Wertz A*, Trenholm S*, Yonehara K, Hillier D, Raics Z, Leinweber M, Szalay G, Ghanem A, Keller G, Rózsa B, Conzelmann KK, Roska B (2015)
Science 349: 70-74. *equally contributed. [PDF]

We developed a technique for transsynaptic labeling from single neurons in layer 2/3 of the visual cortex and identified layer-specific structures hidden in the orientation-selective circuit network. Yonehara contributed by creating (almost) all of the plasmids and viruses used in the experiments.


The first stage of cardinal direction selectivity is localized to the dendrites of retinal ganglion cells. 
Yonehara K*, Farrow K*, Ghanem A, Hillier D, Balint K, Teixeira M, Jüttner J, Noda M, Neve RL, Conzelmann KK, Roska B (2013) 
Neuron79: 1078-1085.*equally contributed.[ PDF]

Combining trans-synaptic labeling with GCaMP-expressing rabies virus and two-photon calcium imaging, we have developed a method to record synaptic activity in a monosynaptic network in a single network. The rabies virus development was done in collaboration with Dr. Konzelmann at LMU Munich.

Motion detection: Neuronal circuit meets theory.
Yonehara K, Roska B (2013)
Cell 154:1188-1189. [ PDF]

Preview paper. A brief summary of recent findings on the structure and function of visuomotor processing circuits in Drosophila.


Spatially asymmetric reorganization of inhibition establishes a motion-sensitive circuit. 
Yonehara K,Balint K, Noda M, Nagel G, Bamberg E, Roska B (2011)
Nature 469: 407-410. [ PDF]

Asymmetric inhibitory connections from starburst cells to SPIG1-positive directionally selective cells develop in a visual experience-independent manner between 6 and 8 days of age, as revealed by developmental ChR2 circuit mapping and trans-synaptic labeling with genetically modified rabies virus. D., and colleagues. We used the then-current, highly sensitive ChR2 developed by Drs. Bamburke and Nagel.

Abstract in Japanese


Identification of retinal ganglion cells and their projections involved in central transmission of information about upward and downward image motion.
Yonehara K, Ishikane H, Sakuta H, Shintani T, Nakamura-Yonehara K, Kamiji NL, Usui S, Noda M (2009)
PLoS One 4: e4320. [PDF]

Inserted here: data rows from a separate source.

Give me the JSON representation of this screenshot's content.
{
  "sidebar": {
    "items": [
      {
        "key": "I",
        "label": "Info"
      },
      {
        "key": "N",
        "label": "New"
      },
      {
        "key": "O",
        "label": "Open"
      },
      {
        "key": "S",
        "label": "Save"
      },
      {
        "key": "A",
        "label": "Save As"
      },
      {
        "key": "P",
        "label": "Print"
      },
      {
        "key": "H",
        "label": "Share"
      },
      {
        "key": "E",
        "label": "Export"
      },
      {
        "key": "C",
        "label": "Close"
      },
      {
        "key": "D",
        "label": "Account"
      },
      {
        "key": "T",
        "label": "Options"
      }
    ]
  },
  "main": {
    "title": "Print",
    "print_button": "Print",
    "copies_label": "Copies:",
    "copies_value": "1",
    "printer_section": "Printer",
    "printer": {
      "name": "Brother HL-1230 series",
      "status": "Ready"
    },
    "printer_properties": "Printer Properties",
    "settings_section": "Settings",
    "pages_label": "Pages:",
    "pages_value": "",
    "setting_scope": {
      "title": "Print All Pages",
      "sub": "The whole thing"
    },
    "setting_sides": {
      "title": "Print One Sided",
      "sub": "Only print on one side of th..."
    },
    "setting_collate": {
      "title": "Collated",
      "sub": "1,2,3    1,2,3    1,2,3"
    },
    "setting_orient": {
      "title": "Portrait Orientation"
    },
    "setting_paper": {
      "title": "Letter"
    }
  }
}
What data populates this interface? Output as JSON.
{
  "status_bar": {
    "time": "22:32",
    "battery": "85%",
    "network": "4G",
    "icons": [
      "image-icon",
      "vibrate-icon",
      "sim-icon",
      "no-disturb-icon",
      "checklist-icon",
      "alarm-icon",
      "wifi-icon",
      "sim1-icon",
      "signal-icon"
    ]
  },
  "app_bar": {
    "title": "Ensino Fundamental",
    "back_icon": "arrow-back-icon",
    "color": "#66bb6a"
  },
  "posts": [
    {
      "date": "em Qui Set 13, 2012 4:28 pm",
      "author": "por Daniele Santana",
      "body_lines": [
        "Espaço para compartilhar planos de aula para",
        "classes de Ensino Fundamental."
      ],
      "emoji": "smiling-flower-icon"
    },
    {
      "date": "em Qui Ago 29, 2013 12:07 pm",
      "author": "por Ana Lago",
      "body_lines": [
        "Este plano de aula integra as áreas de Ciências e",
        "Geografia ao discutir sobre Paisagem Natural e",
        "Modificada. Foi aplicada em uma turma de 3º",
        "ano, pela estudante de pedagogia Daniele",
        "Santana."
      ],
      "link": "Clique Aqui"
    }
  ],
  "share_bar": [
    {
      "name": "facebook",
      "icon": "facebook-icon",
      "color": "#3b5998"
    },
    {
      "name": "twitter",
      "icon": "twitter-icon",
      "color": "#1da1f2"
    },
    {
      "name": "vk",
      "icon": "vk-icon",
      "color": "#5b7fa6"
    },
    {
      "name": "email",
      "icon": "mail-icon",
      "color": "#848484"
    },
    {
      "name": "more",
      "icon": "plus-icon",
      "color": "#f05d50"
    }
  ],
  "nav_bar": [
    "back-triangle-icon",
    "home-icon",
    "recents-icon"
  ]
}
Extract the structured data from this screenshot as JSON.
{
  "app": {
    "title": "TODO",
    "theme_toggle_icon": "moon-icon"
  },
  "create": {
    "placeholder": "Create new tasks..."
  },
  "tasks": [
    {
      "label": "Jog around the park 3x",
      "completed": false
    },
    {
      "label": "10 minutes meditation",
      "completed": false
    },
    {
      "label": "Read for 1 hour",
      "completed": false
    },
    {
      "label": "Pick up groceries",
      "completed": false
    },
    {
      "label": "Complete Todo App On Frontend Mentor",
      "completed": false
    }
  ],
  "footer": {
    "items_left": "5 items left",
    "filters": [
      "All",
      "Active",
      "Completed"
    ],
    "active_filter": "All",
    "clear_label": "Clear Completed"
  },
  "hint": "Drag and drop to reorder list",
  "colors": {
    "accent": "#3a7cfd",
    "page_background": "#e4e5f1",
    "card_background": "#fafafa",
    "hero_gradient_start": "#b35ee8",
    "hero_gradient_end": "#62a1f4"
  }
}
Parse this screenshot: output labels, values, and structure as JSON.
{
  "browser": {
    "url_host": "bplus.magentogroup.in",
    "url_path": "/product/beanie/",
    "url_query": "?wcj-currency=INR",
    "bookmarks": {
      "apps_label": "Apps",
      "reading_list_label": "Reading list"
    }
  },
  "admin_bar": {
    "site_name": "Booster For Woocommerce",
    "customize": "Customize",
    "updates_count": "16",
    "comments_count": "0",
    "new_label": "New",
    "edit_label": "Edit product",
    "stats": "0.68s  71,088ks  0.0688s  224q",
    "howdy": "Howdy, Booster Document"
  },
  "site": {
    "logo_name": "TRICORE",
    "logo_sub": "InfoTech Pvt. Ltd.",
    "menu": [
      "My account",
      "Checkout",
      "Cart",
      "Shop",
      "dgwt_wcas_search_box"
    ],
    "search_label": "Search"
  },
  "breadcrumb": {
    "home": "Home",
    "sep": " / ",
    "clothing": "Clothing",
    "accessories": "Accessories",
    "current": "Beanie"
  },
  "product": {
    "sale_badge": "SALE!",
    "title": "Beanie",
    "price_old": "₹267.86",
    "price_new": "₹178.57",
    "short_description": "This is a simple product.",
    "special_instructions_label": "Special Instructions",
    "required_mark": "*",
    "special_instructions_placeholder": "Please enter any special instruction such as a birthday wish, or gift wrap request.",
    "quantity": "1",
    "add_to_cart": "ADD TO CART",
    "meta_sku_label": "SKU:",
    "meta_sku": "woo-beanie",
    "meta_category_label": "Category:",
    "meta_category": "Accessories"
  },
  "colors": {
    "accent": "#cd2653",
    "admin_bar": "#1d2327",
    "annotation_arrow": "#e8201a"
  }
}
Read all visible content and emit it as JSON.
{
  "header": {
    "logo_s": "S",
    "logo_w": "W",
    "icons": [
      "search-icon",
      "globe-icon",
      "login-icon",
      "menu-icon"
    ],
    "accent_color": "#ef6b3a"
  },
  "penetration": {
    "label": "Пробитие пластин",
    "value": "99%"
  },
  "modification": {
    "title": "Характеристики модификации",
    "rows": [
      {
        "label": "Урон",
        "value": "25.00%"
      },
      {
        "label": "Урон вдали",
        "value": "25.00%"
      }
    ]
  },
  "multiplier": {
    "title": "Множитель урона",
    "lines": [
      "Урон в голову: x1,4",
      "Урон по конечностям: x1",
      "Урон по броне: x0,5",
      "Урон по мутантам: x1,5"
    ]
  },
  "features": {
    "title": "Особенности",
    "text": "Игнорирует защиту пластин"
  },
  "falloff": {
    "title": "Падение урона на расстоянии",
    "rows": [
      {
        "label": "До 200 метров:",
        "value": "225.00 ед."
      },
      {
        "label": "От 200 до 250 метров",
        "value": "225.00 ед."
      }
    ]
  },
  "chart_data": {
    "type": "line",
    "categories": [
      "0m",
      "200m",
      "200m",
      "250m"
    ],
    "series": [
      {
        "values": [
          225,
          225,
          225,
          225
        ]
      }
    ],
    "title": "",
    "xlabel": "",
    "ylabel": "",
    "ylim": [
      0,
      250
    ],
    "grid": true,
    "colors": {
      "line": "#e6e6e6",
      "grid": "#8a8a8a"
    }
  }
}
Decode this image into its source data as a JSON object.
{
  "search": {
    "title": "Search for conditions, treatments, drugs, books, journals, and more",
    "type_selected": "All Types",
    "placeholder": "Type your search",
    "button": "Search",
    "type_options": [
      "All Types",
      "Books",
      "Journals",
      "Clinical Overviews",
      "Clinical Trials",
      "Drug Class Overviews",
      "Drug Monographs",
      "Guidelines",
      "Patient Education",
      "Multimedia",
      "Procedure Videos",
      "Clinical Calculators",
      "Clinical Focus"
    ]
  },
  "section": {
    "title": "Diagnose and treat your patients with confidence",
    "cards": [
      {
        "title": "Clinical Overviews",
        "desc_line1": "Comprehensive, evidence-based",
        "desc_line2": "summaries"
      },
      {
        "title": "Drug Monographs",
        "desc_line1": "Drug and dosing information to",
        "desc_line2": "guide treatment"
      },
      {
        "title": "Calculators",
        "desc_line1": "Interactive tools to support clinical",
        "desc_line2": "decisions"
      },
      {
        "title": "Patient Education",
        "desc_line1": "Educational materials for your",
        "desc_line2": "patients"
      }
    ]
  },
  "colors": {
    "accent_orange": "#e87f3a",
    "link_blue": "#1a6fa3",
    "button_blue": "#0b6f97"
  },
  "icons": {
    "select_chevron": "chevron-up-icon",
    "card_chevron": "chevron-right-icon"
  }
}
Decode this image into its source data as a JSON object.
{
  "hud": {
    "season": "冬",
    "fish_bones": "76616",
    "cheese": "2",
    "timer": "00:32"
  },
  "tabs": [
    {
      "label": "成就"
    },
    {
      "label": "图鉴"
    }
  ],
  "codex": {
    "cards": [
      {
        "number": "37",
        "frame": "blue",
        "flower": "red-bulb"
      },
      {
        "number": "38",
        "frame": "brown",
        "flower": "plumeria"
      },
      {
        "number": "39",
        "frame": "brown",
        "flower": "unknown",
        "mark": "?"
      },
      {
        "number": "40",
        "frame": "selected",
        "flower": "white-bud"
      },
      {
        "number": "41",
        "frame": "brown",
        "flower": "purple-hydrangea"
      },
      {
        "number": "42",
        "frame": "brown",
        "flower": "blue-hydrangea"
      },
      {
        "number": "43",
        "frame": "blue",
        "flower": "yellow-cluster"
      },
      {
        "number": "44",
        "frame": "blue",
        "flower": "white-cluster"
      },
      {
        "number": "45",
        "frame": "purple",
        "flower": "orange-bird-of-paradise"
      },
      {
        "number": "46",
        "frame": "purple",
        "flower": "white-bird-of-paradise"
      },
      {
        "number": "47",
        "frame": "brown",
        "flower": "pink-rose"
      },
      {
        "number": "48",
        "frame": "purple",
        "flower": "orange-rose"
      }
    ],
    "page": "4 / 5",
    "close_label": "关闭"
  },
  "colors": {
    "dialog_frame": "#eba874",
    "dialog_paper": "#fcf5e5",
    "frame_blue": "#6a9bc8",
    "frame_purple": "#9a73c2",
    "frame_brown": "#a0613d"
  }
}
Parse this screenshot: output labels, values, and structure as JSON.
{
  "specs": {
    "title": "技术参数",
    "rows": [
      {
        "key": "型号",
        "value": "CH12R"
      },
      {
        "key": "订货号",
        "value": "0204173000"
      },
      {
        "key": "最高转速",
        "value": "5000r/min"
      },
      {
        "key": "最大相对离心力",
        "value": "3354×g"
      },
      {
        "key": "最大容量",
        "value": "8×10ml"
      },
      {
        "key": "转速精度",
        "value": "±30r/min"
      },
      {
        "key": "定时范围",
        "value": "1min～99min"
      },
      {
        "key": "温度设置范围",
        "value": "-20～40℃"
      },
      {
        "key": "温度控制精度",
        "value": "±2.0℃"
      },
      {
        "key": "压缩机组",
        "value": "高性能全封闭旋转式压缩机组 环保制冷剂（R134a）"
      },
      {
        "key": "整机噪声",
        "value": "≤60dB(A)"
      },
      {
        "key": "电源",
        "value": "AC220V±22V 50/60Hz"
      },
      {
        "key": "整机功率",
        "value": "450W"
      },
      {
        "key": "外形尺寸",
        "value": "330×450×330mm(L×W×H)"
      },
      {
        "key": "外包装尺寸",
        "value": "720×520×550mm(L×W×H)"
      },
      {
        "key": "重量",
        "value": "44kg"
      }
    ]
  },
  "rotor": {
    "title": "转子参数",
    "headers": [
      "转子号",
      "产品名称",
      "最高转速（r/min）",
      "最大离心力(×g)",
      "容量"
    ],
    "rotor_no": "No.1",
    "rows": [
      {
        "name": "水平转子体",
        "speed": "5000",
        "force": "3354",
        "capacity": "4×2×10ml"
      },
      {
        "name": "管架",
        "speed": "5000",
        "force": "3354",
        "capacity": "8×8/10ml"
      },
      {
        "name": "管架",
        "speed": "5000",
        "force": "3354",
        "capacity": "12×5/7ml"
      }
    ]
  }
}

We found that the mosaic of ganglion cells labeled by SPIG1 are directionally selective cells with upward selectivity. Electrophysiology was done in collaboration with Dr. Hiroshi Ishikane et al.


Expression of SPIG1 reveals development of a retinal ganglion cell subtype projecting to the medial terminal nucleus in the mouse.
Yonehara K, Shintani T, Suzuki R, Sakuta H, Takeuchi Y, Nakamura-Yonehara K, Noda M (2008)
PLoS One 3: e1533. [ PDF]

This is the first time that we have succeeded in genetically labeling a single type of retinal ganglion cell that projects to the accessory optic system using the SPIG1 promoter, and clarified the structure and development of this cell type in detail. His thesis, which was published in SfN in 2007, opened up the new field of cell type biology of ganglia cells. This was Yonehara’s dissertation.